A VIRAL video has been causing a debate across the country regarding who has right of way when you're driving past parked cars.

The footage shows two motorists bringing the road to a standstill after refusing to give way in a remarkable road rage standoff.

The bus and a car came head to head – with vehicles parked up on both sides of the road and neither driver backing up to let the other through.

The man behind the wheel of the gold Volkswagen is heard bragging about his £40,000 car and telling the bus driver to ‘get a proper job’ – before adding ‘bye bye licence’.

Motorists were left stuck for around 15 minutes before the coach eventually reversed to let the car through.

The incident happened in Burtonwood in Warrington but has had motorists across the country talking after the video went viral.

But who has right of way when there's cars parked on both sides of the road?

We've consulted the Highway Code, RAC, website Driving Test Tips and driving schools to see what drivers should do if they are ever in a similar situation.

Who has the right of way?

Although passing parked cars rules can vary depending on the situation, generally who has the right of way is detailed by the diagrams below from the Driving Test Tips website. 

For the scenarios below, you are the driver of the red car.

Passing parked cars on the left

If you're passing the yellow parked cars on the left, the red car does not have the right of way as it has to cross onto the opposite side of the road in order to clear the parked cars.

The red car will need to wait behind the yellow cars to give way to oncoming vehicles.

Lancaster And Morecambe Citizen:

Parked cars on the right

Passing the yellow parked cars on the right, the red car has right of way.

Vehicles traveling in the opposite direction will need to wait behind the yellow cars until it is clear for them to cross onto the opposite side of the road.

Lancaster And Morecambe Citizen:

Cars parked on both sides of the road

In this picture vehicles are parked on both sides of the road, represented by the yellow cars, and means nobody has right of way.

Either driver of the red cars will need to find a suitable gap to pull into to allow the other vehicle to continue.

Lancaster And Morecambe Citizen:

Giving way even if you have right of way

As the driver of the red car with the yellow parked cars on the opposite side of the road, you have right of way.

However, if an oncoming vehicle has already committed to the overtaking procedure whilst you are approaching, you should give way.

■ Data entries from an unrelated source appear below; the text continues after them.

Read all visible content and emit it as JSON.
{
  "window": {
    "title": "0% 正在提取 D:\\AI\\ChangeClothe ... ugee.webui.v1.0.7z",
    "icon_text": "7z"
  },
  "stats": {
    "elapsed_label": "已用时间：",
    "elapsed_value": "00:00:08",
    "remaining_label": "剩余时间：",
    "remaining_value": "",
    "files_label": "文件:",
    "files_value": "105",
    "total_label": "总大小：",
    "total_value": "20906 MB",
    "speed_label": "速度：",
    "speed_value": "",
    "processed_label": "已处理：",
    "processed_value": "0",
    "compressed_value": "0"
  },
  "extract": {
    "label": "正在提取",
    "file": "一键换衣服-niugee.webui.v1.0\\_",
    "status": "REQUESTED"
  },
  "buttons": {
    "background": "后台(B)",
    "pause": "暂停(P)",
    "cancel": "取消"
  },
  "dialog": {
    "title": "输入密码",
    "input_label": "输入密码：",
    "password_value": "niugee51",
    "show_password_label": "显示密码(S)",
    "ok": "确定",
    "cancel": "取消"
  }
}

You should be looking well ahead before and while passing parked cars for this type of situation and be prepared to give way even if it’s your right of way.

The Driving Test Tips site adds: "The key is to observe the parked cars well before you reach them, gently slow the car and look well ahead for oncoming vehicles.

"Whilst passing the parked cars, look out for gaps that are large enough for an oncoming vehicle to pull into.

"If the road is narrow, be prepared to stop and wait for the oncoming car to pull into the gap and allow you to proceed."

Lancaster And Morecambe Citizen:

Pic credits: Driving Test Tips website

Is it any different when there's a bus involved?

According to the RAC, the Highway Code tells us to give priority to buses, coaches and trams when you can do so safely.

This is particularly the case when they’re signalling to pull away from stops.

A spokesman added: "The truth is, it isn’t a legal requirement. Buses must indicate and wait for a gap in traffic like the rest of us.

"But not only is it courteous to safely slow down and leave a good distance as soon as you see a larger vehicle’s signal, it also avoids confusion and the possibility of a large bus pulling into your path."